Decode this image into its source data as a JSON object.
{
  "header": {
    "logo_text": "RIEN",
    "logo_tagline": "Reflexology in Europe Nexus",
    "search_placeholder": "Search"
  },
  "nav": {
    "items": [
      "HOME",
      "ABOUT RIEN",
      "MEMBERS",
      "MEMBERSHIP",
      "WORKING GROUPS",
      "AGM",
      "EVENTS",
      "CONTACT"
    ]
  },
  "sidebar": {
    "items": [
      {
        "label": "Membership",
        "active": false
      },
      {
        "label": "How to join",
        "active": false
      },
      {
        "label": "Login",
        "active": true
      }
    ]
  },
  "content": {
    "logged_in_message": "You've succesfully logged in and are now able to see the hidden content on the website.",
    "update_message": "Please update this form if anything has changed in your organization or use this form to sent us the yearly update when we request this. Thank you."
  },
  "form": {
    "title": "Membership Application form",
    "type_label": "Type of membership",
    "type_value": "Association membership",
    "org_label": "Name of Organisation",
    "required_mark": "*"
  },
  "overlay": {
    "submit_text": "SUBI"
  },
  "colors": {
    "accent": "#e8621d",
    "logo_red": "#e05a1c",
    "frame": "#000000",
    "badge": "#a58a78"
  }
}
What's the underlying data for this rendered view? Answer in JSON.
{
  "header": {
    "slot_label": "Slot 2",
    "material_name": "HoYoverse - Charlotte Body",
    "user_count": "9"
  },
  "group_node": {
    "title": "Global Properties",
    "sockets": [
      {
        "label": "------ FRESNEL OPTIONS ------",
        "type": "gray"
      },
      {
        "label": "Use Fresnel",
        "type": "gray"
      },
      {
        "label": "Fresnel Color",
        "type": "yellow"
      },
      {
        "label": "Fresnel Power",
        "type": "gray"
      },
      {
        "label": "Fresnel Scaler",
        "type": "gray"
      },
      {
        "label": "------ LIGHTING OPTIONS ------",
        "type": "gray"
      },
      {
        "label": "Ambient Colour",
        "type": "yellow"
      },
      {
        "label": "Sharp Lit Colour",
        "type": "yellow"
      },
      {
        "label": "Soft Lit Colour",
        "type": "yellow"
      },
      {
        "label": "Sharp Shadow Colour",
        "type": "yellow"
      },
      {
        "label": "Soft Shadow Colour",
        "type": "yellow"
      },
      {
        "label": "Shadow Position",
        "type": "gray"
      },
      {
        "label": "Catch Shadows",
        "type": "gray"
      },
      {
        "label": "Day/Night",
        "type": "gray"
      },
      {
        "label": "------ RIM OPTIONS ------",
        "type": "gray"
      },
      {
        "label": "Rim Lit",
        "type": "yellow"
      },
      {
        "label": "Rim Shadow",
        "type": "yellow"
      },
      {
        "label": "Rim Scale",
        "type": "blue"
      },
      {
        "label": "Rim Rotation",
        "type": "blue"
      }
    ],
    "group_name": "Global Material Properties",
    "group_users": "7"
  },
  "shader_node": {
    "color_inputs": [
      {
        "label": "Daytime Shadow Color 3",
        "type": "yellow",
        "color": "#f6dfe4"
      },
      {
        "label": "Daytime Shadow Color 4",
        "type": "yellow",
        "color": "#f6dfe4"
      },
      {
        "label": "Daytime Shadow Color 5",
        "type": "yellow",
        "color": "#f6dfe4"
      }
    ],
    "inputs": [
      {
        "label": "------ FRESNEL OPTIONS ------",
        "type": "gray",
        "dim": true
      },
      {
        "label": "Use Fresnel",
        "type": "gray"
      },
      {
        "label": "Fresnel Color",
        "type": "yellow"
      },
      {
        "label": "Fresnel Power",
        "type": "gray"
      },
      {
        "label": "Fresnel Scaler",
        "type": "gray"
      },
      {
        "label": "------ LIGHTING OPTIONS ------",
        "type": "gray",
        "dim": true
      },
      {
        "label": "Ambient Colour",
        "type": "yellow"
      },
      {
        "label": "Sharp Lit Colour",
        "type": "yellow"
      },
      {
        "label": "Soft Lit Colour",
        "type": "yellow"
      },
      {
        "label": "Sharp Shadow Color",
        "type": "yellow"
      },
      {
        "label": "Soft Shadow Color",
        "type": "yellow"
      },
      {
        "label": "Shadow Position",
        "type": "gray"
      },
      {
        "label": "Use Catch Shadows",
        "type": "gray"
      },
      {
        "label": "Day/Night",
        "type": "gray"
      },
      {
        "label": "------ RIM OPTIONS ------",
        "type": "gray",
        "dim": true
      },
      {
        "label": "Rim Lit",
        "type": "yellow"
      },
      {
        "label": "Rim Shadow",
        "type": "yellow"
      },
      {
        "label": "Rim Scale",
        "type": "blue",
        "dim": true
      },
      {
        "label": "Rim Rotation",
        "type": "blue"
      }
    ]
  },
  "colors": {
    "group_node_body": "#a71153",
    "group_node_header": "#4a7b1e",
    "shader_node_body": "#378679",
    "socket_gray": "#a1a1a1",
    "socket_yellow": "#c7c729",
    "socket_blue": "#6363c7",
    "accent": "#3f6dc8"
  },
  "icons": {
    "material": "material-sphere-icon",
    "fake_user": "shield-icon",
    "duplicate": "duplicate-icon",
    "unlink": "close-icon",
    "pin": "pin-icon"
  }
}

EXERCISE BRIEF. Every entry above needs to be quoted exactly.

TASK RESULT.
Decode this image into its source data as a JSON object.
{
  "header": {
    "logo_text": "RIEN",
    "logo_tagline": "Reflexology in Europe Nexus",
    "search_placeholder": "Search"
  },
  "nav": {
    "items": [
      "HOME",
      "ABOUT RIEN",
      "MEMBERS",
      "MEMBERSHIP",
      "WORKING GROUPS",
      "AGM",
      "EVENTS",
      "CONTACT"
    ]
  },
  "sidebar": {
    "items": [
      {
        "label": "Membership",
        "active": false
      },
      {
        "label": "How to join",
        "active": false
      },
      {
        "label": "Login",
        "active": true
      }
    ]
  },
  "content": {
    "logged_in_message": "You've succesfully logged in and are now able to see the hidden content on the website.",
    "update_message": "Please update this form if anything has changed in your organization or use this form to sent us the yearly update when we request this. Thank you."
  },
  "form": {
    "title": "Membership Application form",
    "type_label": "Type of membership",
    "type_value": "Association membership",
    "org_label": "Name of Organisation",
    "required_mark": "*"
  },
  "overlay": {
    "submit_text": "SUBI"
  },
  "colors": {
    "accent": "#e8621d",
    "logo_red": "#e05a1c",
    "frame": "#000000",
    "badge": "#a58a78"
  }
}
What's the underlying data for this rendered view? Answer in JSON.
{
  "header": {
    "slot_label": "Slot 2",
    "material_name": "HoYoverse - Charlotte Body",
    "user_count": "9"
  },
  "group_node": {
    "title": "Global Properties",
    "sockets": [
      {
        "label": "------ FRESNEL OPTIONS ------",
        "type": "gray"
      },
      {
        "label": "Use Fresnel",
        "type": "gray"
      },
      {
        "label": "Fresnel Color",
        "type": "yellow"
      },
      {
        "label": "Fresnel Power",
        "type": "gray"
      },
      {
        "label": "Fresnel Scaler",
        "type": "gray"
      },
      {
        "label": "------ LIGHTING OPTIONS ------",
        "type": "gray"
      },
      {
        "label": "Ambient Colour",
        "type": "yellow"
      },
      {
        "label": "Sharp Lit Colour",
        "type": "yellow"
      },
      {
        "label": "Soft Lit Colour",
        "type": "yellow"
      },
      {
        "label": "Sharp Shadow Colour",
        "type": "yellow"
      },
      {
        "label": "Soft Shadow Colour",
        "type": "yellow"
      },
      {
        "label": "Shadow Position",
        "type": "gray"
      },
      {
        "label": "Catch Shadows",
        "type": "gray"
      },
      {
        "label": "Day/Night",
        "type": "gray"
      },
      {
        "label": "------ RIM OPTIONS ------",
        "type": "gray"
      },
      {
        "label": "Rim Lit",
        "type": "yellow"
      },
      {
        "label": "Rim Shadow",
        "type": "yellow"
      },
      {
        "label": "Rim Scale",
        "type": "blue"
      },
      {
        "label": "Rim Rotation",
        "type": "blue"
      }
    ],
    "group_name": "Global Material Properties",
    "group_users": "7"
  },
  "shader_node": {
    "color_inputs": [
      {
        "label": "Daytime Shadow Color 3",
        "type": "yellow",
        "color": "#f6dfe4"
      },
      {
        "label": "Daytime Shadow Color 4",
        "type": "yellow",
        "color": "#f6dfe4"
      },
      {
        "label": "Daytime Shadow Color 5",
        "type": "yellow",
        "color": "#f6dfe4"
      }
    ],
    "inputs": [
      {
        "label": "------ FRESNEL OPTIONS ------",
        "type": "gray",
        "dim": true
      },
      {
        "label": "Use Fresnel",
        "type": "gray"
      },
      {
        "label": "Fresnel Color",
        "type": "yellow"
      },
      {
        "label": "Fresnel Power",
        "type": "gray"
      },
      {
        "label": "Fresnel Scaler",
        "type": "gray"
      },
      {
        "label": "------ LIGHTING OPTIONS ------",
        "type": "gray",
        "dim": true
      },
      {
        "label": "Ambient Colour",
        "type": "yellow"
      },
      {
        "label": "Sharp Lit Colour",
        "type": "yellow"
      },
      {
        "label": "Soft Lit Colour",
        "type": "yellow"
      },
      {
        "label": "Sharp Shadow Color",
        "type": "yellow"
      },
      {
        "label": "Soft Shadow Color",
        "type": "yellow"
      },
      {
        "label": "Shadow Position",
        "type": "gray"
      },
      {
        "label": "Use Catch Shadows",
        "type": "gray"
      },
      {
        "label": "Day/Night",
        "type": "gray"
      },
      {
        "label": "------ RIM OPTIONS ------",
        "type": "gray",
        "dim": true
      },
      {
        "label": "Rim Lit",
        "type": "yellow"
      },
      {
        "label": "Rim Shadow",
        "type": "yellow"
      },
      {
        "label": "Rim Scale",
        "type": "blue",
        "dim": true
      },
      {
        "label": "Rim Rotation",
        "type": "blue"
      }
    ]
  },
  "colors": {
    "group_node_body": "#a71153",
    "group_node_header": "#4a7b1e",
    "shader_node_body": "#378679",
    "socket_gray": "#a1a1a1",
    "socket_yellow": "#c7c729",
    "socket_blue": "#6363c7",
    "accent": "#3f6dc8"
  },
  "icons": {
    "material": "material-sphere-icon",
    "fake_user": "shield-icon",
    "duplicate": "duplicate-icon",
    "unlink": "close-icon",
    "pin": "pin-icon"
  }
}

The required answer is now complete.